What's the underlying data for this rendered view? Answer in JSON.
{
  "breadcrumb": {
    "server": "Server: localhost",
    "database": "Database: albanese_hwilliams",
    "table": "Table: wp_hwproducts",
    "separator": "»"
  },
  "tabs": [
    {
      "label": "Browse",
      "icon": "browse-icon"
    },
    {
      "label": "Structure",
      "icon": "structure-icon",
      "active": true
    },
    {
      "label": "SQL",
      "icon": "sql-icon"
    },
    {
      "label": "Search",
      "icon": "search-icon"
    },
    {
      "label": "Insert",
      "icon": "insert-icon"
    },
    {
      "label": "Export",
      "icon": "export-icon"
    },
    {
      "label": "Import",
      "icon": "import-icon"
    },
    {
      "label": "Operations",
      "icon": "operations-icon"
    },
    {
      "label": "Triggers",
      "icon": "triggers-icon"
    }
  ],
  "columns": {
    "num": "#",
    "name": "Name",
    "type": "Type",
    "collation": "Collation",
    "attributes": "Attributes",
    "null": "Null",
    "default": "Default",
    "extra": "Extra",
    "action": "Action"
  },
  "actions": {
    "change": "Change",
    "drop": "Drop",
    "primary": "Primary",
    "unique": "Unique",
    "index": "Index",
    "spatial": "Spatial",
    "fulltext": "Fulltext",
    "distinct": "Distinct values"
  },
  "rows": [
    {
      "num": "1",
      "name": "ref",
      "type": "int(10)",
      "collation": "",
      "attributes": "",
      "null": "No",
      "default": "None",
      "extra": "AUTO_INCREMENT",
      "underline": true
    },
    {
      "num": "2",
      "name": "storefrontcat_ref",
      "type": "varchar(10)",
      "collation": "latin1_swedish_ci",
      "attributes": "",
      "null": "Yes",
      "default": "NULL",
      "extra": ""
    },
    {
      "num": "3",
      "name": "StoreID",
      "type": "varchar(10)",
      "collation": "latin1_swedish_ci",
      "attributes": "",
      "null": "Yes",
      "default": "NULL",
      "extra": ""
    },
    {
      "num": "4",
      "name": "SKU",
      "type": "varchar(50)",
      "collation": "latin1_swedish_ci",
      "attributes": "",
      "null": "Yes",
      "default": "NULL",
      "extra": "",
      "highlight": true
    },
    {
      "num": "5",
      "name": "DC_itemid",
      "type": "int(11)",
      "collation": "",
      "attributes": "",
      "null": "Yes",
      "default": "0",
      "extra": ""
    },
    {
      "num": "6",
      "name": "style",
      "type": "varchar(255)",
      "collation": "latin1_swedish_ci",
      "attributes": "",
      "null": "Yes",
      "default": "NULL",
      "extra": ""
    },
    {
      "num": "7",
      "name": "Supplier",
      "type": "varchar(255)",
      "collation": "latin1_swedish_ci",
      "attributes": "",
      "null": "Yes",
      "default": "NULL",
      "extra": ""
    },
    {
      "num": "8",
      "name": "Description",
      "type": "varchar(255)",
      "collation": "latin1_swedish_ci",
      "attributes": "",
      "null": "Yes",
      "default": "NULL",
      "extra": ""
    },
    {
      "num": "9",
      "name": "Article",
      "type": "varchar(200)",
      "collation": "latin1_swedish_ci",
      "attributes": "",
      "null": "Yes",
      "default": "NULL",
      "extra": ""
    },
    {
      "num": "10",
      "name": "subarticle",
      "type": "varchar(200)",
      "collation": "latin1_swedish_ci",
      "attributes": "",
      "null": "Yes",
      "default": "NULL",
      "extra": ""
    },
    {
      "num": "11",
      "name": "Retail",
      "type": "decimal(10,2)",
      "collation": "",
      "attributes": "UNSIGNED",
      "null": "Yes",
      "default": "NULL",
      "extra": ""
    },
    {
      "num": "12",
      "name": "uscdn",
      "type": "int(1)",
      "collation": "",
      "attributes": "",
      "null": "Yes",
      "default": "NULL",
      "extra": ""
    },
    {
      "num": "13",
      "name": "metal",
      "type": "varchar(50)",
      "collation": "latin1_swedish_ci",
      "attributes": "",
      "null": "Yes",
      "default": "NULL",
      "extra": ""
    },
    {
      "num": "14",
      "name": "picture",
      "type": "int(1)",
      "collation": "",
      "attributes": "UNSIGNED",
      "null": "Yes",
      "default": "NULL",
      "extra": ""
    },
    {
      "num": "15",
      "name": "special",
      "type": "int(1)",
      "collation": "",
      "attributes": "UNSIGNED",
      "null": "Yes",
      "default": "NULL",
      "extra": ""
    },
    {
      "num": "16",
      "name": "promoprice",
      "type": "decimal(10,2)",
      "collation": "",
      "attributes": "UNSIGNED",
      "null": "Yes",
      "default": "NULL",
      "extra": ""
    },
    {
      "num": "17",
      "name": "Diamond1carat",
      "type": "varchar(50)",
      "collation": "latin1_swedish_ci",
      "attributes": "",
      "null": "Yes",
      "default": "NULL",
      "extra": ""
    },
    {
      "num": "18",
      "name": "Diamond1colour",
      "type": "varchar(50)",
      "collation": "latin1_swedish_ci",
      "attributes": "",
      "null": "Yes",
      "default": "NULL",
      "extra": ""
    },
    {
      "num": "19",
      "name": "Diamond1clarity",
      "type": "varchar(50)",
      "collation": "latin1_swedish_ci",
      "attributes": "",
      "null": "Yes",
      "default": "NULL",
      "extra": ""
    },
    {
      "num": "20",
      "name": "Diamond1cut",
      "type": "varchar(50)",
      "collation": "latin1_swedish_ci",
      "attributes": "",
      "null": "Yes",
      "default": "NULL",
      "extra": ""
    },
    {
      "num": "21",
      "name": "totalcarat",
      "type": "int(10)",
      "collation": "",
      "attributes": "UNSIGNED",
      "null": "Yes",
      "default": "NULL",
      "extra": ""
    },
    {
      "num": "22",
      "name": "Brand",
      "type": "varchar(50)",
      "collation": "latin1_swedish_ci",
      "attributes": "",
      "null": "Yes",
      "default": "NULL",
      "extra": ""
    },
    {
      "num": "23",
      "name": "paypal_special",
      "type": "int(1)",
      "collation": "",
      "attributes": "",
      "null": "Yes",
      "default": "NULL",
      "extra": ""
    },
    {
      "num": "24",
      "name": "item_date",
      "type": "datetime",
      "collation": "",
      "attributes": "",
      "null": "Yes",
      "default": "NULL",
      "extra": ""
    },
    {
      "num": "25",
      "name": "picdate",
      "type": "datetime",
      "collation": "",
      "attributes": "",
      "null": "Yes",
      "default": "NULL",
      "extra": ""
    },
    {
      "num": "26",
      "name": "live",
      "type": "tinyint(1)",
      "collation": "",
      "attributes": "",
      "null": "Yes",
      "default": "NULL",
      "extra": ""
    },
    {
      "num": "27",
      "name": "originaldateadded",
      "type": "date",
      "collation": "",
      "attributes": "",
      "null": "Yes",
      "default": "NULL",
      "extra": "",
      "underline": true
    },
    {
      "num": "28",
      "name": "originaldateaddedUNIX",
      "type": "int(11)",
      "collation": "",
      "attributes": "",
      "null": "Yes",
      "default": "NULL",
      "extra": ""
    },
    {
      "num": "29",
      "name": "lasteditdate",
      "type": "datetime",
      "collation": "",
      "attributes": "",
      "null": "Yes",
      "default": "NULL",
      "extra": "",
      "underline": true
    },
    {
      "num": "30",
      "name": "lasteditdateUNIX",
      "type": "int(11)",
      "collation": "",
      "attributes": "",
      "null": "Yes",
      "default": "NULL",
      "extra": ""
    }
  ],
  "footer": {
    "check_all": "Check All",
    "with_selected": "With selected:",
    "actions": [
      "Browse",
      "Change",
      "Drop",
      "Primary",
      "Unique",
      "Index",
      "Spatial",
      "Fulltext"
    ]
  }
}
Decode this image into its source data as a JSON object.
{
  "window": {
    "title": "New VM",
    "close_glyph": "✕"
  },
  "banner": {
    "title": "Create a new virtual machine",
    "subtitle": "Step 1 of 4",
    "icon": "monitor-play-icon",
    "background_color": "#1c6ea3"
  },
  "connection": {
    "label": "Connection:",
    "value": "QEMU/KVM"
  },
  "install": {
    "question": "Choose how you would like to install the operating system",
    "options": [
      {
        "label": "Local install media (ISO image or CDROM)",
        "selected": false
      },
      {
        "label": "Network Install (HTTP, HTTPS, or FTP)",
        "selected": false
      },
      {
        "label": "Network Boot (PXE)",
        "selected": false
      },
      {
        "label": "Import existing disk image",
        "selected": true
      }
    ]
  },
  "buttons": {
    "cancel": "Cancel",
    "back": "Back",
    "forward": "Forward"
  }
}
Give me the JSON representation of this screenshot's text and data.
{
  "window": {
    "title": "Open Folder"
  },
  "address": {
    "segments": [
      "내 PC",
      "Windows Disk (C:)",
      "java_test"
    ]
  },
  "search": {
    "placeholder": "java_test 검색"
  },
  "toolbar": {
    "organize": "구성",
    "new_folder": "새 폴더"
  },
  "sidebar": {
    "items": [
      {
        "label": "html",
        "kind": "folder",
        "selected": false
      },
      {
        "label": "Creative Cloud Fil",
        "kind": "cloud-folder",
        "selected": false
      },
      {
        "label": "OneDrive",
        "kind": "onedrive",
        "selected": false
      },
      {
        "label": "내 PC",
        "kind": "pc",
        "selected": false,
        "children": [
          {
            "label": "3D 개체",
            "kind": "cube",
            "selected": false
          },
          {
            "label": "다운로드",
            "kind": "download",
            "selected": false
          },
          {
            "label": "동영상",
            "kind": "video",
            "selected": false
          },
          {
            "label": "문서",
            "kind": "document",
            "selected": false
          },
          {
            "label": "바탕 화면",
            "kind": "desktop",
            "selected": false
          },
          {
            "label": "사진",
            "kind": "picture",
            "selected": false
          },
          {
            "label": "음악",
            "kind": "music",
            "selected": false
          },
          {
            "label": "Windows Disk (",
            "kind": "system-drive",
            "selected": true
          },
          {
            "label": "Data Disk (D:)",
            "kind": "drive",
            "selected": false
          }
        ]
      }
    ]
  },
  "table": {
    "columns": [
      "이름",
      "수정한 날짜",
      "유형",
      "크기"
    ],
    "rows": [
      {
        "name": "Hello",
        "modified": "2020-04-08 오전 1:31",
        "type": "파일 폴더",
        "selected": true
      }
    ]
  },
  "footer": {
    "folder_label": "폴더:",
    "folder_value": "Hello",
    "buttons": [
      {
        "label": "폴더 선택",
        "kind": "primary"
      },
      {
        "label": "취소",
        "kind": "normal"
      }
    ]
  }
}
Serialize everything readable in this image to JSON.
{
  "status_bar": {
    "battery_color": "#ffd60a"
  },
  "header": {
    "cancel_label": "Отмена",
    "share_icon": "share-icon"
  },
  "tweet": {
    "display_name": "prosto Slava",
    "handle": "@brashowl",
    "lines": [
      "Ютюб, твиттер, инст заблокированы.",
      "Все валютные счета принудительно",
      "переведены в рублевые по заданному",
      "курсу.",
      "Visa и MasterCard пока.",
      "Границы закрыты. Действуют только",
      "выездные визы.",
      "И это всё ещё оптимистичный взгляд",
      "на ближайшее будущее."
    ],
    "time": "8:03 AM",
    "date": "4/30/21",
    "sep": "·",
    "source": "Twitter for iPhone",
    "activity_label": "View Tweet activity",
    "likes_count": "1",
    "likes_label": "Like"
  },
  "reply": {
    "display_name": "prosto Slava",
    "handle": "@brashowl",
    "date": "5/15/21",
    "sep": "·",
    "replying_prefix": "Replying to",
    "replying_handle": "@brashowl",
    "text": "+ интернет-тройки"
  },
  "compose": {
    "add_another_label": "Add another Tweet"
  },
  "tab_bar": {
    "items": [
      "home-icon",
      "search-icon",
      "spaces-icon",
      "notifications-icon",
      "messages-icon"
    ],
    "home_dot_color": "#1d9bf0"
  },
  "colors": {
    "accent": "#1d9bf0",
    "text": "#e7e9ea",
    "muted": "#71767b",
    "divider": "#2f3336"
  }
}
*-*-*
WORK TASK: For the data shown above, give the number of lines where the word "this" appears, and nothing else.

EXERCISE RESULT: 4